EXERCISE OBJECTIVE.
Copy out every line of the records where the string "date" occurs.

MATERIAL PROVIDED.
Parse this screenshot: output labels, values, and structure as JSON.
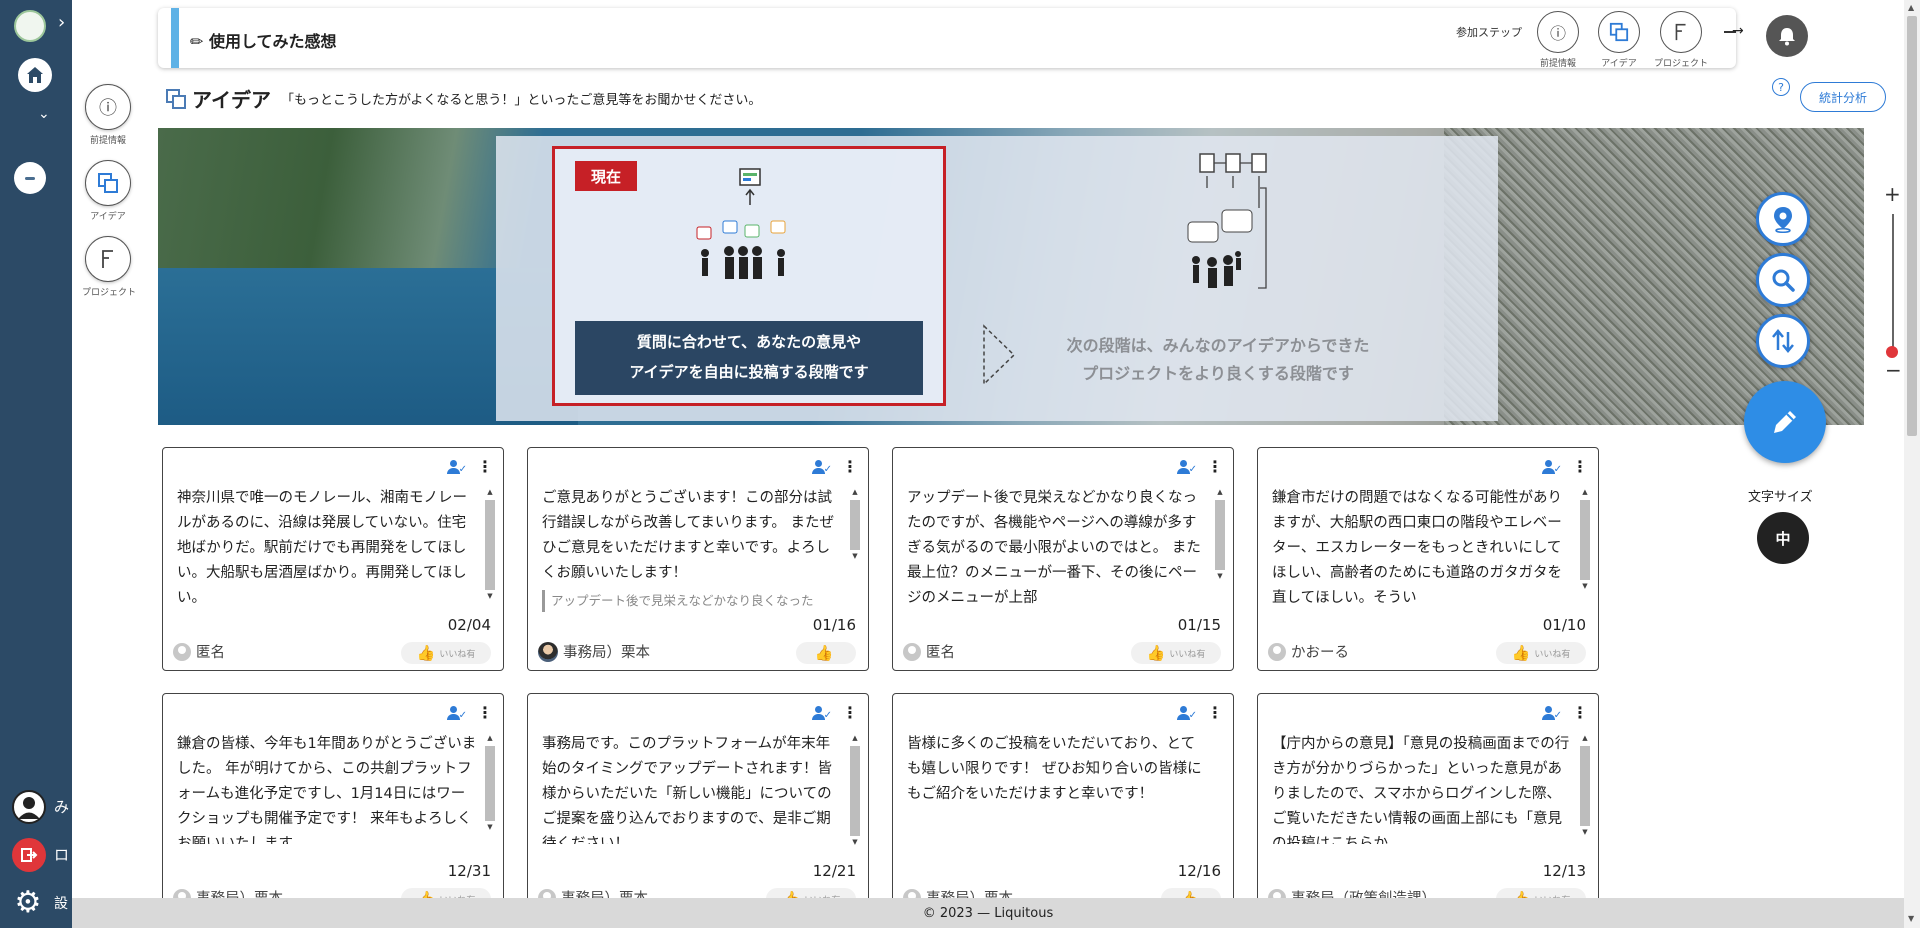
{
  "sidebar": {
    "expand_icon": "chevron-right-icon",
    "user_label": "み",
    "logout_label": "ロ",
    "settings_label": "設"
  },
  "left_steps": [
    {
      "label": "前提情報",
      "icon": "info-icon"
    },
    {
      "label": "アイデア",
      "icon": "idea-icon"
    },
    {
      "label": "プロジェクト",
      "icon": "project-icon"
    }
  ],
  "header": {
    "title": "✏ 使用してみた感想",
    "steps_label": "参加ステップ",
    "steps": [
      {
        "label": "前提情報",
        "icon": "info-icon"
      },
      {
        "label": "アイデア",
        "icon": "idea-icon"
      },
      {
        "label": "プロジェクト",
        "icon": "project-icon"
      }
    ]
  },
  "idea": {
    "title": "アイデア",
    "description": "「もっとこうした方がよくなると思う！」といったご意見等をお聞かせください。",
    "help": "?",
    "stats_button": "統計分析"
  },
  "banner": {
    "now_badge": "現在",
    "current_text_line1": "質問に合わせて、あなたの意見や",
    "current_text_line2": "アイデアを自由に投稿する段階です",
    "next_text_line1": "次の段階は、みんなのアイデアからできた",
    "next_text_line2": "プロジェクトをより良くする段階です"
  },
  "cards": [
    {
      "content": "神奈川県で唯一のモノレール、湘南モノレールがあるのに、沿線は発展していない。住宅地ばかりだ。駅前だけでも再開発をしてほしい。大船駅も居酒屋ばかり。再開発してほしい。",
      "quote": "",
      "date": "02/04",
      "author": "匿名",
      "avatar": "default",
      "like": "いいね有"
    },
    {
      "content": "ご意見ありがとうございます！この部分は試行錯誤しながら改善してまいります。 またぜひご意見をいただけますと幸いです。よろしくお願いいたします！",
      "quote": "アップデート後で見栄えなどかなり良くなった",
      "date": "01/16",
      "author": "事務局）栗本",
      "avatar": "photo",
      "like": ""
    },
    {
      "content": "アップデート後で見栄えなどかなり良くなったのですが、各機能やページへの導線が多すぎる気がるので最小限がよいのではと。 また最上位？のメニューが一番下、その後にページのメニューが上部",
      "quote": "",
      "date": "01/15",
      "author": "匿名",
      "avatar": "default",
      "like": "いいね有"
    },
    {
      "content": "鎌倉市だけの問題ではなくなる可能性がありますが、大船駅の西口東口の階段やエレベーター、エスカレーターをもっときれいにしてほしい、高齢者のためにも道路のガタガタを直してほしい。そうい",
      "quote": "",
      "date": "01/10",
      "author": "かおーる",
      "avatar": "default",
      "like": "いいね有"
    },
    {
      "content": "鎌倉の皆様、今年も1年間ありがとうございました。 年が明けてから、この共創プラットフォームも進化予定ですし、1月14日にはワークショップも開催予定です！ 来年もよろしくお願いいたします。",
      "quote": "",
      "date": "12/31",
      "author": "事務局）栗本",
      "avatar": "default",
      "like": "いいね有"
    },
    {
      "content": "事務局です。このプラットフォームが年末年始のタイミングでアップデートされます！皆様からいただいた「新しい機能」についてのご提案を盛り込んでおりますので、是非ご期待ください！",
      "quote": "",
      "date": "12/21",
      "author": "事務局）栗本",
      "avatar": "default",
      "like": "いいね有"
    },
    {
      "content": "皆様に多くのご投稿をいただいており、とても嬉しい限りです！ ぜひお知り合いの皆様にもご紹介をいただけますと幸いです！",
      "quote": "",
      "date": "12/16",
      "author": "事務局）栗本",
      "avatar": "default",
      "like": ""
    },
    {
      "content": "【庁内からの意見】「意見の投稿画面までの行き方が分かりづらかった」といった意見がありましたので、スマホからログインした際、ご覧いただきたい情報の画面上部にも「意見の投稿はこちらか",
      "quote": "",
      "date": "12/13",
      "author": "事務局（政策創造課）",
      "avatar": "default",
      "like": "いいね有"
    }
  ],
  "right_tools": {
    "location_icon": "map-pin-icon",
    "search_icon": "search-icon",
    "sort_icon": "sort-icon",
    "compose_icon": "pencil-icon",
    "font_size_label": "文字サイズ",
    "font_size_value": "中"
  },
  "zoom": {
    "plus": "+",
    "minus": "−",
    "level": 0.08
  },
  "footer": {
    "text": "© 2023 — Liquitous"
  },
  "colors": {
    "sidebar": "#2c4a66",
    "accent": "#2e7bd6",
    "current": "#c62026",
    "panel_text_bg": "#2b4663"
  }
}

OUTPUT FOR THIS TASK.
      "date": "02/04",
      "date": "01/16",
      "date": "01/15",
      "date": "01/10",
      "date": "12/31",
      "date": "12/21",
      "date": "12/16",
      "date": "12/13",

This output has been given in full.